Start of Task data
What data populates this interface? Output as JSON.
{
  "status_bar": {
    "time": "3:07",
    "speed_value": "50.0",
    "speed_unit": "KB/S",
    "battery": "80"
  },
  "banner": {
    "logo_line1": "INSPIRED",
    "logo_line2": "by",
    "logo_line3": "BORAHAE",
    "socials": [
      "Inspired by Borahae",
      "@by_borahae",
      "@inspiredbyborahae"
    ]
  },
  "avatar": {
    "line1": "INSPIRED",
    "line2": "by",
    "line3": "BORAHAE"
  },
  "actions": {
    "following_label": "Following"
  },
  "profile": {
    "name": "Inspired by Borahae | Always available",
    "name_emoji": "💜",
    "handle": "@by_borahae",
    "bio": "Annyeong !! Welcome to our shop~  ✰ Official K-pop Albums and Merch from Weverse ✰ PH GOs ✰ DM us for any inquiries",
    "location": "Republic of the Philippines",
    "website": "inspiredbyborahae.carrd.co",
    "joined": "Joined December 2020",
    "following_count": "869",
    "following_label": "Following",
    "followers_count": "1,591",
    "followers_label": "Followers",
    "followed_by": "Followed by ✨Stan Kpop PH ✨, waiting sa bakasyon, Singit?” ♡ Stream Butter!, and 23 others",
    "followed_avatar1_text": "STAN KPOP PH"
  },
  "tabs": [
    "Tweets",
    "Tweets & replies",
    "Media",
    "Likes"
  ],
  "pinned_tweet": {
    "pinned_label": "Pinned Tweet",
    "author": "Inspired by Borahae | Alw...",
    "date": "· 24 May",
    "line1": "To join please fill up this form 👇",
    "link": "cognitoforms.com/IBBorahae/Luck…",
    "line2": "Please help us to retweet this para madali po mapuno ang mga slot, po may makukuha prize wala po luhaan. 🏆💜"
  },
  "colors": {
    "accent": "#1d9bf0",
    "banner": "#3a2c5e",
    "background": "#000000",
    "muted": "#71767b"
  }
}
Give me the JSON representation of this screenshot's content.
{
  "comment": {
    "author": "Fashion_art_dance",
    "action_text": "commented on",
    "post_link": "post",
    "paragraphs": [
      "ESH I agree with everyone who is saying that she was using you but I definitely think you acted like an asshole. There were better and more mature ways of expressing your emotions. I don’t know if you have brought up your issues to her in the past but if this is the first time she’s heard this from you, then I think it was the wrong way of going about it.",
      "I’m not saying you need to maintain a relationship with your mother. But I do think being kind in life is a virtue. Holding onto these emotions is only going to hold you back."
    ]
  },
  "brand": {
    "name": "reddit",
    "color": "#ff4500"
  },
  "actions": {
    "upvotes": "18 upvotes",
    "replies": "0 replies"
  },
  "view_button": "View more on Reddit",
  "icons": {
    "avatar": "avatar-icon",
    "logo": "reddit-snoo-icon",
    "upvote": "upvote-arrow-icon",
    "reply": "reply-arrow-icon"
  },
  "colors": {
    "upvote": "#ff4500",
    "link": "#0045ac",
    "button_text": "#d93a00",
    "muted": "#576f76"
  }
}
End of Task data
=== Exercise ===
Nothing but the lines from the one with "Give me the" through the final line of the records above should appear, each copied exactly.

=== Written solution ===
Give me the JSON representation of this screenshot's content.
{
  "comment": {
    "author": "Fashion_art_dance",
    "action_text": "commented on",
    "post_link": "post",
    "paragraphs": [
      "ESH I agree with everyone who is saying that she was using you but I definitely think you acted like an asshole. There were better and more mature ways of expressing your emotions. I don’t know if you have brought up your issues to her in the past but if this is the first time she’s heard this from you, then I think it was the wrong way of going about it.",
      "I’m not saying you need to maintain a relationship with your mother. But I do think being kind in life is a virtue. Holding onto these emotions is only going to hold you back."
    ]
  },
  "brand": {
    "name": "reddit",
    "color": "#ff4500"
  },
  "actions": {
    "upvotes": "18 upvotes",
    "replies": "0 replies"
  },
  "view_button": "View more on Reddit",
  "icons": {
    "avatar": "avatar-icon",
    "logo": "reddit-snoo-icon",
    "upvote": "upvote-arrow-icon",
    "reply": "reply-arrow-icon"
  },
  "colors": {
    "upvote": "#ff4500",
    "link": "#0045ac",
    "button_text": "#d93a00",
    "muted": "#576f76"
  }
}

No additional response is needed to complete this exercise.